Advancing Justice Together_ A one night only virtual event to support the public interest law center. Illustrations of Law Center clients
Illustration by Symone Salib

On October 1, join us for a one night only virtual event celebrating those who help us Advance Justice Together. Our allies will come together from across the country to recognize all those who help us take on discrimination and poverty: pro bono partners, supporters and friends, and clients who stand up to the injustice they see in their own lives and the lives of their neighbors. 

Thursday, October 1, 2020
6 - 7:30 p.m.
Streaming virtually online

The event will feature performances from some of Philadelphia's most talented musicians and artists, including Amos Lee and BalletX.

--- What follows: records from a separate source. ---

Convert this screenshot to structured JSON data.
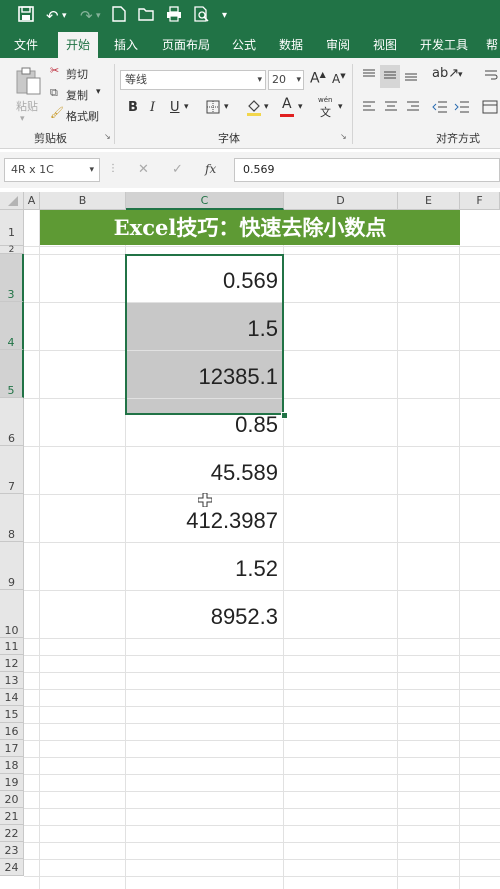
{
  "colors": {
    "accent": "#217346",
    "title_fill": "#5e9a34",
    "selection_gray": "#c8c8c8"
  },
  "qat_icons": [
    "save-icon",
    "undo-icon",
    "redo-icon",
    "new-file-icon",
    "open-icon",
    "print-icon",
    "print-preview-icon",
    "customize-qat-icon"
  ],
  "tabs": [
    "文件",
    "开始",
    "插入",
    "页面布局",
    "公式",
    "数据",
    "审阅",
    "视图",
    "开发工具",
    "帮"
  ],
  "active_tab": "开始",
  "ribbon": {
    "paste_label": "粘贴",
    "cut_label": "剪切",
    "copy_label": "复制",
    "format_painter_label": "格式刷",
    "clipboard_group": "剪贴板",
    "font_name": "等线",
    "font_size": "20",
    "font_group": "字体",
    "bold": "B",
    "italic": "I",
    "underline": "U",
    "grow_font": "A",
    "shrink_font": "A",
    "font_color_label": "A",
    "phonetic_label": "wén",
    "phonetic_char": "文",
    "align_group": "对齐方式"
  },
  "formula_bar": {
    "name_box": "4R x 1C",
    "cancel": "✕",
    "enter": "✓",
    "fx": "fx",
    "content": "0.569"
  },
  "sheet": {
    "columns": [
      "A",
      "B",
      "C",
      "D",
      "E",
      "F"
    ],
    "selected_column": "C",
    "title": "Excel技巧：快速去除小数点",
    "rows": [
      "1",
      "2",
      "3",
      "4",
      "5",
      "6",
      "7",
      "8",
      "9",
      "10",
      "11",
      "12",
      "13",
      "14",
      "15",
      "16",
      "17",
      "18",
      "19",
      "20",
      "21",
      "22",
      "23",
      "24"
    ],
    "values": [
      "0.569",
      "1.5",
      "12385.1",
      "0.85",
      "45.589",
      "412.3987",
      "1.52",
      "8952.3"
    ]
  }
}
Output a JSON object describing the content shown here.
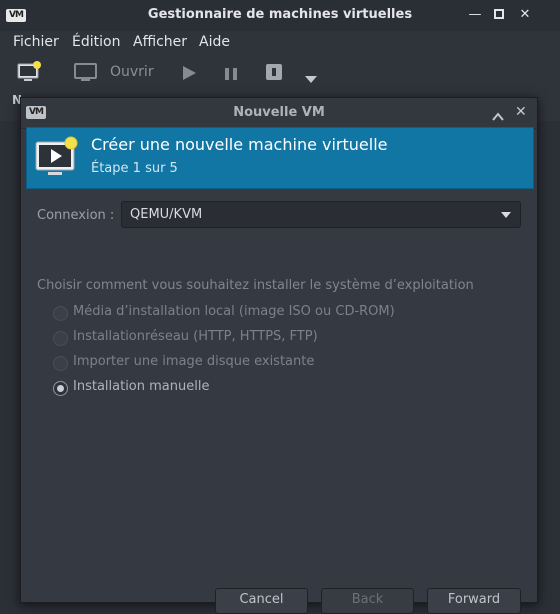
{
  "window": {
    "title": "Gestionnaire de machines virtuelles",
    "logo_text": "VM"
  },
  "menu": [
    "Fichier",
    "Édition",
    "Afficher",
    "Aide"
  ],
  "toolbar": {
    "open_label": "Ouvrir"
  },
  "list_header": {
    "name_col": "N"
  },
  "dialog": {
    "title": "Nouvelle VM",
    "logo_text": "VM",
    "banner_title": "Créer une nouvelle machine virtuelle",
    "banner_step": "Étape 1 sur 5",
    "connection_label": "Connexion :",
    "connection_value": "QEMU/KVM",
    "install_prompt": "Choisir comment vous souhaitez installer le système d’exploitation",
    "options": [
      {
        "label": "Média d’installation local (image ISO ou CD-ROM)",
        "selected": false,
        "enabled": false
      },
      {
        "label": "Installationréseau (HTTP, HTTPS, FTP)",
        "selected": false,
        "enabled": false
      },
      {
        "label": "Importer une image disque existante",
        "selected": false,
        "enabled": false
      },
      {
        "label": "Installation manuelle",
        "selected": true,
        "enabled": true
      }
    ],
    "buttons": {
      "cancel": "Cancel",
      "back": "Back",
      "forward": "Forward"
    }
  },
  "colors": {
    "banner": "#1276a4",
    "window_bg": "#2b2f36",
    "dialog_bg": "#353a42"
  }
}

Both free and premium tickets are available for this event, but registration is required to attend. For more information about tickets, sponsorship, and accessibility, please contact Michael Berton at mberton@pubintlaw.org or 267-546-1303.

Tickets _ Information